This research was triggered by the desire to eradicate Poverty in Africa which is still extreme where, according to the MDG Report of 2013, the number of people living on less than $1.25 per day is the highest in the world. This is strange though considering that the irrigation development in Africa is estimated at 600million hectares of potential and only less than 6% is utilised.
Despite abundance of renewable energy resources in Africa the development progress in energy development is amazingly slow. According to IEA over 620 million people in Africa have no access to modern energy services, and as low as only two percent of those living in rural areas have no access to any electricity. Although there is potential to generate 1,750TWh/year in Africa, the total installed hydropower capacity to date in the whole continent is only about 20.3GW that is generating only 76TWh/year which is 4.3% of the potential.
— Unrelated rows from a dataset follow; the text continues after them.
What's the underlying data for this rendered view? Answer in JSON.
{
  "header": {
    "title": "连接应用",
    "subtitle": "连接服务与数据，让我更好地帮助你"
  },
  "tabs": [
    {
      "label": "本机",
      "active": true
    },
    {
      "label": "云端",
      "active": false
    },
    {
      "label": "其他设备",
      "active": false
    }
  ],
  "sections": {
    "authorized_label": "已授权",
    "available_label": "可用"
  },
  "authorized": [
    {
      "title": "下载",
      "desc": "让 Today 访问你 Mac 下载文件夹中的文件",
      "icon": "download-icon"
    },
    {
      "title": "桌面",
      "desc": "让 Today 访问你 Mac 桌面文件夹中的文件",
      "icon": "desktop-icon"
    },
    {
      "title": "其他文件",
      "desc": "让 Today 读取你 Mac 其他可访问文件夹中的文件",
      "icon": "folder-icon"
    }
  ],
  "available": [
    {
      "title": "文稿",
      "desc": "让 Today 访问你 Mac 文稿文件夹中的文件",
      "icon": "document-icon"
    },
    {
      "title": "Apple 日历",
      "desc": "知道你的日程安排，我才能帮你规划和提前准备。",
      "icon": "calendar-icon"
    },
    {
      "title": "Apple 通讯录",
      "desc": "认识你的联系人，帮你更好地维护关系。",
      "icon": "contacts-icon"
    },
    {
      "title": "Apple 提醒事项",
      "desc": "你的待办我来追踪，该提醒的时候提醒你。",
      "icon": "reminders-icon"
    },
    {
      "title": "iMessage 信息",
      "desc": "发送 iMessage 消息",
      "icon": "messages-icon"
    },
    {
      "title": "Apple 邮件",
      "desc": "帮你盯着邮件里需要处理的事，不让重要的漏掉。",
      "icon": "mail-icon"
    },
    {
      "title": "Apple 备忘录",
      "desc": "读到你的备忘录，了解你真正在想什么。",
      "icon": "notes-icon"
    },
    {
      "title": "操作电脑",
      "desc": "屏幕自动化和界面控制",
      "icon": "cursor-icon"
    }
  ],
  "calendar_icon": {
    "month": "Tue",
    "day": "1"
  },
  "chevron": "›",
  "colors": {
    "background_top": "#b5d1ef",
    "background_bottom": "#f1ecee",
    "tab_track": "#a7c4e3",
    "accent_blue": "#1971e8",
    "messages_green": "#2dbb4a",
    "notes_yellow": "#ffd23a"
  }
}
The objective of this research was to investigate where the problem is in terms of policies and strategic frame conditions and what concrete added value would electricity bring to the agricultural sector in the rural areas of Mozambique and Zimbabwe. This research focused on Small Hydropower (SHP) because the technology is much more mature and has more potential for decentralised rural electrification in the two countries and has had a long history as well.
The Research Results of the Energy Policies and Strategic Frameworks established that several global, continental, regional and national policies exist that could pave an efficient way of Promoting Small Hydropower to boost rural electrification including the Sustainable Energy for All (SE4All) Initiative calling for universal access for all by 2030; the Programme for Infrastructure Development in Africa (PIDA) to promote industrialization and structural economic transformation through value addition strategies in the agricultural and industrial sectors; and both Mozambique and Zimbabwe have made significant progress in shaping their Renewable Energy policies. The research results on the demand for electricity in rural areas established that the demand is very high however the purchasing power is not obvious for the investors. In terms of investment and financing potential of SHP and associated risk the research results showed that if productive use of energy component would be included in the financial modelling of rural electrification projects they would be viable and the PBP would be reduced to less than a third making it more attractive for the investors.
In conclusion the productive use of energy should be at the centre of rural electrification with irrigation and agro-processing at the top of the list in order to make rural electrification and renewable energy projects successful and profitable. There is need for harmonisation of national sector policies and strategic plans for energy development, agriculture and agro-processing industry. In order to guarantee sustainability it is important to integrate rural electrification using small hydropower and irrigation schemes that will eventually improve the attitude of rural people as investors and beneficiaries of electricity making them proactive and thereby remove the donor dependency syndrome.